June 26, 2007

Thursday, 26 June 2008

Sure, because Second Life is, like, their natural home

Paramount Pictures recently hosted a question and answer forum in Second Life for their new Transformers film. This event gave SL citizens a chance to query the director Michael Bay, and producer Lorenzo di Bonaventure about their most pressing concerns regarding the lovable creatures who can change from various vehicles into ass-kicking robotrons.

Paramount is also opening a region called Sector 7 in which Second Lifers can wander through virtual sets from the movie as well as pick up their own Transformer avatars and movie memorabilia.

While we applaud Paramount for recognizing the potential of in-world promotions, we wonder if they’ve noticed that a lot of our citizens make Optimus Prime and Megatron appear downright cuddly.

Let’s hire the guy who stood on the desk

The big news in the resume-eat-resume world of employment agencies is Kelly Services’ recent success in placing a Second Life citizen in a real world job. Hildeguard Psaltery, known in First Life as Rev. Brenda Munroe, went to Kelly Services Island to look for some temp work while searching for her next permanent clergy position. There she met Hooligan Dollinger (known as “Dave Fenech” in First Life – and where do these First Lifers come up with their names?) who placed her with a medical supply company.

This is unquestionably another example of the ways in which Second Life can augment our real life careers, but another hiring innovation comes with decidedly mixed blessings.

The Wall Street Journal reported that employees are now staging in-world job interviews. Although it means that candidates don’t have to travel to meet with their prospective employees, there are a few downsides that can’t be ignored.

When Stephan Dowler applied for the position of an executive chef at Sodexho, he spent six hours at a TMP training course learning how to move his avatar around properly. He succeeded in giving it features much like his own, but dressing up in a suit and tie ultimately baffled him. To make matters worse, when he arrived at the meeting room, he was unable to sit properly. As a result, Stephan faced his interrogators dressed in jeans and a pullover while perched on the back of a chair.

Can the whole job thing get any worse?

The whole job thing gets worse

First virtual interviews, now this.

In a recent press release, Delta L Training has announced that it is taking team-building to a whole new dimension with its “training simulation” in Second Life.

The in-world teamwork training area is located on Education Island. Various tasks challenge participants to roll a ball together along a predetermined path, and to perform a specific task together without communicating – which is pretty much how offices work, isn’t it?

This endeavour is really just a virtual extension of the team-building exercises that the mad scientists in Human Resources have been putting their clients through for years. Hapless managers are dragged to remote locations where they practice trusting each other by falling backwards, and learn cooperation by trying to put together absurd projects with one hand tied behind their backs (again – very much like the office). The advantage with the Second Life training centre is that you can always have your ten-year-old son or daughter take your place. I mean, they’re probably way better at this virtual stuff than you are. Am I right?
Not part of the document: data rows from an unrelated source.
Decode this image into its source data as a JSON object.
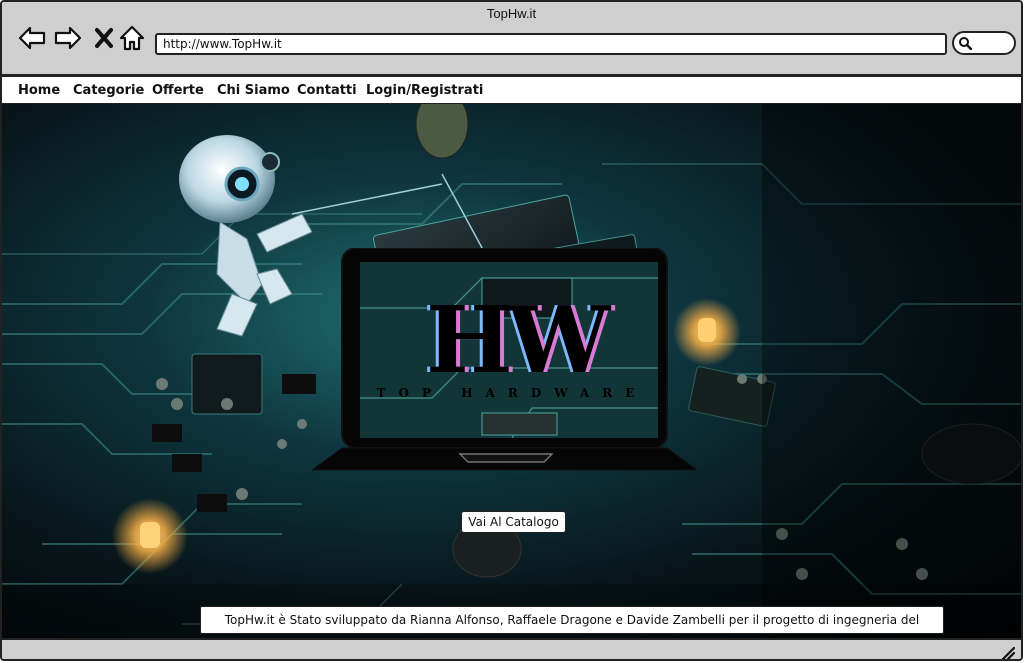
{
  "window": {
    "title": "TopHw.it"
  },
  "toolbar": {
    "url": "http://www.TopHw.it",
    "icons": [
      "back-icon",
      "forward-icon",
      "close-icon",
      "home-icon",
      "search-icon"
    ]
  },
  "menu": {
    "items": [
      {
        "label": "Home"
      },
      {
        "label": "Categorie"
      },
      {
        "label": "Offerte"
      },
      {
        "label": "Chi Siamo"
      },
      {
        "label": "Contatti"
      },
      {
        "label": "Login/Registrati"
      }
    ]
  },
  "hero": {
    "logo_text": "HW",
    "logo_tagline": "TOP HARDWARE",
    "catalog_button": "Vai Al Catalogo",
    "credits": "TopHw.it è Stato sviluppato da Rianna Alfonso, Raffaele Dragone e Davide Zambelli per il progetto di ingegneria del software"
  },
  "colors": {
    "chrome": "#cfcfcf",
    "background_dark": "#071418",
    "circuit_teal": "#1f6f70",
    "led_glow": "#ffb347"
  }
}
And while they’re busy wowing your bosses, you can slip away to take in a movie. Maybe Severance, the horror comedy about a teambuilding exercise that goes terribly, terribly wrong.
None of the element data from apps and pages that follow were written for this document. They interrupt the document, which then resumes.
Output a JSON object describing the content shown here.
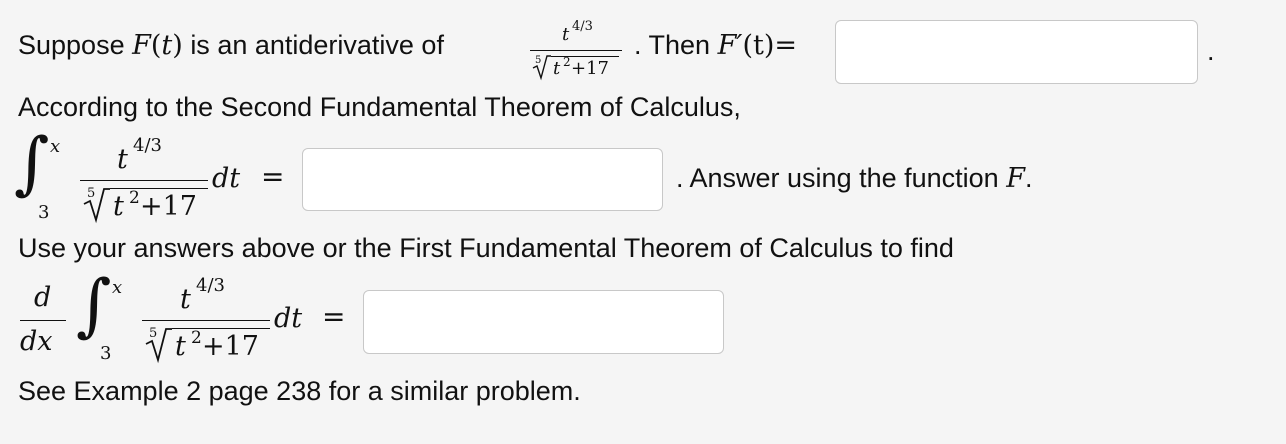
{
  "problem": {
    "line1": {
      "prefix": "Suppose",
      "func": "F",
      "var_paren_open": "(",
      "var": "t",
      "var_paren_close": ")",
      "middle": "is an antiderivative of",
      "then": ". Then",
      "deriv": "F′",
      "eq": "(t)=",
      "period": "."
    },
    "line2": "According to the Second Fundamental Theorem of Calculus,",
    "line3_suffix": ". Answer using the function",
    "line3_func": "F",
    "line3_period": ".",
    "line4": "Use your answers above or the First Fundamental Theorem of Calculus to find",
    "footer": "See Example 2 page 238 for a similar problem."
  },
  "integrand": {
    "numerator_base": "t",
    "numerator_exp": "4/3",
    "root_index": "5",
    "denominator_base": "t",
    "denominator_exp": "2",
    "denominator_plus": "+17"
  },
  "integral": {
    "lower": "3",
    "upper": "x",
    "dt": "dt",
    "equals": "="
  },
  "derivative": {
    "d": "d",
    "dx": "dx"
  },
  "answers": {
    "answer1_value": "",
    "answer2_value": "",
    "answer3_value": ""
  }
}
How many lives does a Kit Kat have?

The Dutch have long been known for their sense of humour. Who else would build their country under sea level? But a new commercial launched in the Netherlands shows they also have a Second Humour.

In the spot a man walks down the street, stops at a door next to a shop, opens it and climbs the stairs to his apartment. Once inside he sits down at a computer and fires it up. The camera pans in and we see the log-in screen for Second Life. We next see his avatar, which looks almost exactly like him, as it walks down the street, stops at a door next to a shop, opens it, and climbs the stairs to its apartment. Once inside it sits down at a computer. The camera pans in and we see the log-in screen for “Third Life.”
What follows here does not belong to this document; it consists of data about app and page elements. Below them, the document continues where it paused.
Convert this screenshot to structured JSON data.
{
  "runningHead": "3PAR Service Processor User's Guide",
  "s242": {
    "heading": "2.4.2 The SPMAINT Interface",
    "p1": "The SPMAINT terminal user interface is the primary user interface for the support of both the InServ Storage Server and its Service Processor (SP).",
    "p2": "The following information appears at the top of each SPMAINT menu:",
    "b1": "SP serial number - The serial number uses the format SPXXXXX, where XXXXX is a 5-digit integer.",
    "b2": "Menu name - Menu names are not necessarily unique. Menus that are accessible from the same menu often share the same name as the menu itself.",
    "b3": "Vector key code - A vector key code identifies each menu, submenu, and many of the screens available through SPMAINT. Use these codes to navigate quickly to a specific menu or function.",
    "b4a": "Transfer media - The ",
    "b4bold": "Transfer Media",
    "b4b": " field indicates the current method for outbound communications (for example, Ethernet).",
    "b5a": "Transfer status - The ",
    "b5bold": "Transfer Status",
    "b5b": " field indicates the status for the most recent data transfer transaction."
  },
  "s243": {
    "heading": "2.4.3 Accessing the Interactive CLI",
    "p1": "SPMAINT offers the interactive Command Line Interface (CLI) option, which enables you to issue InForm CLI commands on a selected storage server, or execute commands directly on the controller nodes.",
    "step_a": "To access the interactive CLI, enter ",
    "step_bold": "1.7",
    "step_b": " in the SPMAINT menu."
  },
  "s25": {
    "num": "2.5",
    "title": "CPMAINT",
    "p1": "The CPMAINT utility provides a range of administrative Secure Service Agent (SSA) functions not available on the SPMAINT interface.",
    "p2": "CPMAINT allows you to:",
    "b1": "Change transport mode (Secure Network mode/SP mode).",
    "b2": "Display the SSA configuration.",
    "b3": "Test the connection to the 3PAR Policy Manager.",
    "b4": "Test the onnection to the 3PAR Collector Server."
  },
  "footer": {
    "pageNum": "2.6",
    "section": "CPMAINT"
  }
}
The spot ends, “Have a Break. Have a KitKat.”

I don’t care. I like it.

You can watch it at Adverblog: http://www.adverblog.com/archives/003031.htm